Many of those indoor plants that are so popular at the moment hail from tropical and subtropical climates. Their care needs reflect these origins. Want to know how to grow tropical plants indoors? Here's how you can help them flourish.


Popular tropical indoor plants

Some of the plants with a tropical pedigree that may be living in your house include monstera, pothos, philodendron, ficus such as the fiddle leaf, calathea, ctenanthe, alocasia and palms.

These plants would naturally be found in shaded, sheltered and often-moist positions in rainforests or growing in other protected locations such as against a rocky outcrop.
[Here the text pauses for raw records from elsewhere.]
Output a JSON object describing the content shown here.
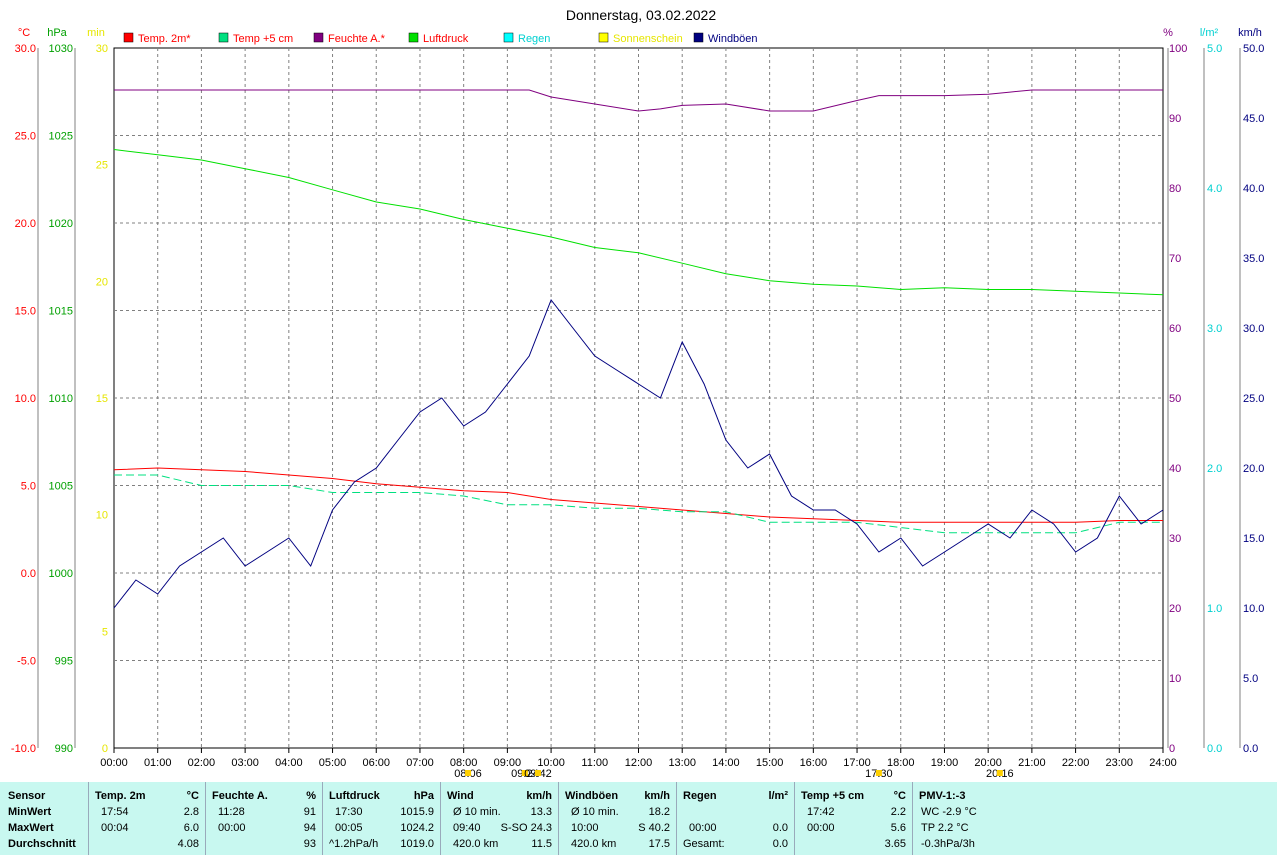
{
  "chart_data": {
    "type": "line",
    "title": "Donnerstag, 03.02.2022",
    "x_ticks": [
      "00:00",
      "01:00",
      "02:00",
      "03:00",
      "04:00",
      "05:00",
      "06:00",
      "07:00",
      "08:00",
      "09:00",
      "10:00",
      "11:00",
      "12:00",
      "13:00",
      "14:00",
      "15:00",
      "16:00",
      "17:00",
      "18:00",
      "19:00",
      "20:00",
      "21:00",
      "22:00",
      "23:00",
      "24:00"
    ],
    "axes": {
      "temp": {
        "unit": "°C",
        "min": -10,
        "max": 30,
        "ticks": [
          "30.0",
          "25.0",
          "20.0",
          "15.0",
          "10.0",
          "5.0",
          "0.0",
          "-5.0",
          "-10.0"
        ],
        "color": "#ff0000"
      },
      "pressure": {
        "unit": "hPa",
        "min": 990,
        "max": 1030,
        "ticks": [
          "1030",
          "1025",
          "1020",
          "1015",
          "1010",
          "1005",
          "1000",
          "995",
          "990"
        ],
        "color": "#00a000"
      },
      "sun": {
        "unit": "min",
        "min": 0,
        "max": 30,
        "ticks": [
          "30",
          "25",
          "20",
          "15",
          "10",
          "5",
          "0"
        ],
        "color": "#e6e600"
      },
      "humidity": {
        "unit": "%",
        "min": 0,
        "max": 100,
        "ticks": [
          "100",
          "90",
          "80",
          "70",
          "60",
          "50",
          "40",
          "30",
          "20",
          "10",
          "0"
        ],
        "color": "#800080"
      },
      "rain": {
        "unit": "l/m²",
        "min": 0,
        "max": 5,
        "ticks": [
          "5.0",
          "4.0",
          "3.0",
          "2.0",
          "1.0",
          "0.0"
        ],
        "color": "#00d0d0"
      },
      "wind": {
        "unit": "km/h",
        "min": 0,
        "max": 50,
        "ticks": [
          "50.0",
          "45.0",
          "40.0",
          "35.0",
          "30.0",
          "25.0",
          "20.0",
          "15.0",
          "10.0",
          "5.0",
          "0.0"
        ],
        "color": "#000080"
      }
    },
    "legend": [
      {
        "name": "Temp. 2m*",
        "color": "#ff0000",
        "text_color": "#ff0000"
      },
      {
        "name": "Temp +5 cm",
        "color": "#00e080",
        "text_color": "#ff0000"
      },
      {
        "name": "Feuchte A.*",
        "color": "#800080",
        "text_color": "#ff0000"
      },
      {
        "name": "Luftdruck",
        "color": "#00e000",
        "text_color": "#ff0000"
      },
      {
        "name": "Regen",
        "color": "#00ffff",
        "text_color": "#00d0d0"
      },
      {
        "name": "Sonnenschein",
        "color": "#ffff00",
        "text_color": "#e6e600"
      },
      {
        "name": "Windböen",
        "color": "#000080",
        "text_color": "#000080"
      }
    ],
    "series": [
      {
        "name": "Temp. 2m*",
        "axis": "temp",
        "color": "#ff0000",
        "x": [
          0,
          1,
          2,
          3,
          4,
          5,
          6,
          7,
          8,
          9,
          10,
          11,
          12,
          13,
          14,
          15,
          16,
          17,
          18,
          19,
          20,
          21,
          22,
          23,
          24
        ],
        "values": [
          5.9,
          6.0,
          5.9,
          5.8,
          5.6,
          5.4,
          5.1,
          4.9,
          4.7,
          4.6,
          4.2,
          4.0,
          3.8,
          3.6,
          3.4,
          3.2,
          3.1,
          3.0,
          2.9,
          2.9,
          2.9,
          2.9,
          2.9,
          3.0,
          3.0
        ]
      },
      {
        "name": "Temp +5 cm",
        "axis": "temp",
        "color": "#00e080",
        "x": [
          0,
          1,
          2,
          3,
          4,
          5,
          6,
          7,
          8,
          9,
          10,
          11,
          12,
          13,
          14,
          15,
          16,
          17,
          18,
          19,
          20,
          21,
          22,
          23,
          24
        ],
        "values": [
          5.6,
          5.6,
          5.0,
          5.0,
          5.0,
          4.6,
          4.6,
          4.6,
          4.4,
          3.9,
          3.9,
          3.7,
          3.7,
          3.5,
          3.5,
          2.9,
          2.9,
          2.9,
          2.6,
          2.3,
          2.3,
          2.3,
          2.3,
          2.9,
          2.9
        ]
      },
      {
        "name": "Feuchte A.*",
        "axis": "humidity",
        "color": "#800080",
        "x": [
          0,
          1,
          2,
          3,
          4,
          5,
          6,
          7,
          8,
          9,
          9.5,
          10,
          11,
          12,
          12.5,
          13,
          14,
          15,
          16,
          17,
          17.5,
          18,
          19,
          20,
          20.5,
          21,
          22,
          23,
          24
        ],
        "values": [
          94,
          94,
          94,
          94,
          94,
          94,
          94,
          94,
          94,
          94,
          94,
          93,
          92,
          91,
          91.3,
          91.8,
          92,
          91,
          91,
          92.5,
          93.2,
          93.2,
          93.2,
          93.4,
          93.7,
          94,
          94,
          94,
          94
        ]
      },
      {
        "name": "Luftdruck",
        "axis": "pressure",
        "color": "#00e000",
        "x": [
          0,
          1,
          2,
          3,
          4,
          5,
          6,
          7,
          8,
          9,
          10,
          11,
          12,
          13,
          14,
          15,
          16,
          17,
          18,
          19,
          20,
          21,
          22,
          23,
          24
        ],
        "values": [
          1024.2,
          1023.9,
          1023.6,
          1023.1,
          1022.6,
          1021.9,
          1021.2,
          1020.8,
          1020.2,
          1019.7,
          1019.2,
          1018.6,
          1018.3,
          1017.7,
          1017.1,
          1016.7,
          1016.5,
          1016.4,
          1016.2,
          1016.3,
          1016.2,
          1016.2,
          1016.1,
          1016.0,
          1015.9
        ]
      },
      {
        "name": "Windböen",
        "axis": "wind",
        "color": "#000080",
        "x": [
          0,
          0.5,
          1,
          1.5,
          2,
          2.5,
          3,
          3.5,
          4,
          4.5,
          5,
          5.5,
          6,
          6.5,
          7,
          7.5,
          8,
          8.5,
          9,
          9.5,
          10,
          10.5,
          11,
          11.5,
          12,
          12.5,
          13,
          13.5,
          14,
          14.5,
          15,
          15.5,
          16,
          16.5,
          17,
          17.5,
          18,
          18.5,
          19,
          19.5,
          20,
          20.5,
          21,
          21.5,
          22,
          22.5,
          23,
          23.5,
          24
        ],
        "values": [
          10,
          12,
          11,
          13,
          14,
          15,
          13,
          14,
          15,
          13,
          17,
          19,
          20,
          22,
          24,
          25,
          23,
          24,
          26,
          28,
          32,
          30,
          28,
          27,
          26,
          25,
          29,
          26,
          22,
          20,
          21,
          18,
          17,
          17,
          16,
          14,
          15,
          13,
          14,
          15,
          16,
          15,
          17,
          16,
          14,
          15,
          18,
          16,
          17
        ]
      }
    ],
    "markers": [
      {
        "time": "09:24",
        "label": "09:24"
      },
      {
        "time": "08:06",
        "label": "08:06"
      },
      {
        "time": "09:42",
        "label": "09:42"
      },
      {
        "time": "17:30",
        "label": "17:30"
      },
      {
        "time": "20:16",
        "label": "20:16"
      }
    ]
  },
  "stats": {
    "sensor": {
      "head": "Sensor",
      "rows": [
        "MinWert",
        "MaxWert",
        "Durchschnitt"
      ]
    },
    "temp2m": {
      "head": "Temp. 2m",
      "unit": "°C",
      "rows": [
        [
          "17:54",
          "2.8"
        ],
        [
          "00:04",
          "6.0"
        ],
        [
          "",
          "4.08"
        ]
      ]
    },
    "humidity": {
      "head": "Feuchte A.",
      "unit": "%",
      "rows": [
        [
          "11:28",
          "91"
        ],
        [
          "00:00",
          "94"
        ],
        [
          "",
          "93"
        ]
      ]
    },
    "pressure": {
      "head": "Luftdruck",
      "unit": "hPa",
      "rows": [
        [
          "17:30",
          "1015.9"
        ],
        [
          "00:05",
          "1024.2"
        ],
        [
          "^1.2hPa/h",
          "1019.0"
        ]
      ]
    },
    "wind": {
      "head": "Wind",
      "unit": "km/h",
      "rows": [
        [
          "Ø 10 min.",
          "13.3"
        ],
        [
          "09:40",
          "S-SO 24.3"
        ],
        [
          "420.0 km",
          "11.5"
        ]
      ]
    },
    "gusts": {
      "head": "Windböen",
      "unit": "km/h",
      "rows": [
        [
          "Ø 10 min.",
          "18.2"
        ],
        [
          "10:00",
          "S 40.2"
        ],
        [
          "420.0 km",
          "17.5"
        ]
      ]
    },
    "rain": {
      "head": "Regen",
      "unit": "l/m²",
      "rows": [
        [
          "",
          ""
        ],
        [
          "00:00",
          "0.0"
        ],
        [
          "Gesamt:",
          "0.0"
        ]
      ]
    },
    "temp5": {
      "head": "Temp +5 cm",
      "unit": "°C",
      "rows": [
        [
          "17:42",
          "2.2"
        ],
        [
          "00:00",
          "5.6"
        ],
        [
          "",
          "3.65"
        ]
      ]
    },
    "pmv": {
      "head": "PMV-1:-3",
      "rows": [
        "WC -2.9 °C",
        "TP 2.2 °C",
        "-0.3hPa/3h"
      ]
    },
    "rain_extra": "0.0"
  }
}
With this in mind, there are a few considerations. Ensure that you position these plants indoors in a brightly lit spot, but out of hot, direct sunlight. This may just mean moving them slightly back from a north-facing window. You should also keep them away from cold or hot draughts such as those emitted by an air-conditioner.

Indoor environments can also be a lot drier than their rainforest homes. To increase the humidity in our homes, group plants together and from time to time gently mist their leaves. Get extra humidity by standing plants in a saucer filled with pebbles and water. The pebbles stop the plants from actually resting in water, which is inadvisable as the root zone could become waterlogged. As the water evaporates it adds moisture to the air. Top up the water regularly. For more advice and top tips on upping the humidity in your home, check out this article.
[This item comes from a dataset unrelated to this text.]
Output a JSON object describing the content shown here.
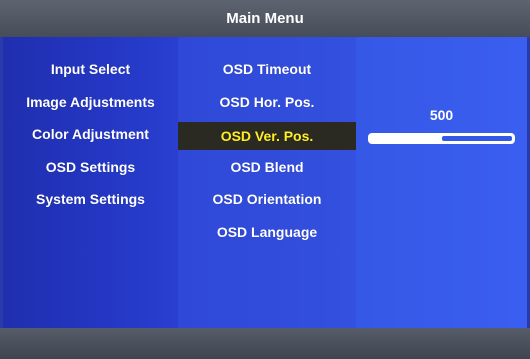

From left: mixed Calatheas, Grey Star Ctenanthe

Top tips for lush tropical indoor plants

Want to know more about how to grow tropical plants indoors? Here are our favourite tips to keep your indoor tropical plants in tip-top condition.

The ideal potting mix

Start by planting into the best quality potting mix and using a pot size that matches the size of the plant’s root ball. We recommend Supersoil Professional Indoor, Balcony & Hanging Basket Potting & Planting Mix.


Container considerations

The pot should have drainage holes in its base. A good tip is to keep the plant growing in a basic plastic pot that stands inside an ornamental cover pot, which may not have any drainage holes. Make sure that water doesn’t pool in the bottom of the cover pot. One way to do this is to lift the plant out of the cover pot to water it, allow it to drain then return it once it's no longer dripping.


Keep it humid

As mentioned above, keeping humidity levels up around the plants is very important for tropical plants. Here’s how.

A collection of indoor palms

Watch like a hawk

Make it a habit to regularly inspect plants checking for any signs of pests or diseases and removing any dead or damaged leaves or stems that have died back. Removing dead bits helps promote healthier growth and also keeps plants looking good. If you notice signs of pests or diseases, remove the plant to a separate location, remove the affected leaves or stems and treat that plant with an appropriate pesticide or fungicide (using the least toxic product that’s suitable and following the instructions on the container). Also regularly dust foliage with a soft cloth or wash down foliage with a gentle hose


The water works

Water when the potting mix feels dry, and once a week add a seaweed solution to the watering can. Flower Power recommends Amgrow Seaweed Concentrate. Don’t overwater as this may lead to rot, however don’t allow plants to totally dry out as the potting mix may become hard to rewet, causing the plant to become stressed. If the potting mix is hard to wet, try soaking the pot in a bucket of water or watering with a soil wetting solution. If the pot is hard to wet as the plant is root bound, repot the plant into a slightly larger pot with fresh potting mix. For more advice on how to repot plants, check out this article.


Necessary nourishment

Unless indoor plants are actively growing, they don’t need to be fertilised. They may be actively growing if they are in a bright, well-lit location, when the temperatures are warm (through spring and summer) or if they are rested outside in a sheltered location for several weeks. When applying fertiliser, use a liquid plant food for indoor plants. For more on how and when to feed your indoor plants, click here.


Now that you know all about how to grow tropical plants indoors, we'd love to see photos of yours thriving in their new homes! Tag or message us at @flowerpowergardencentres on Facebook and Instagram.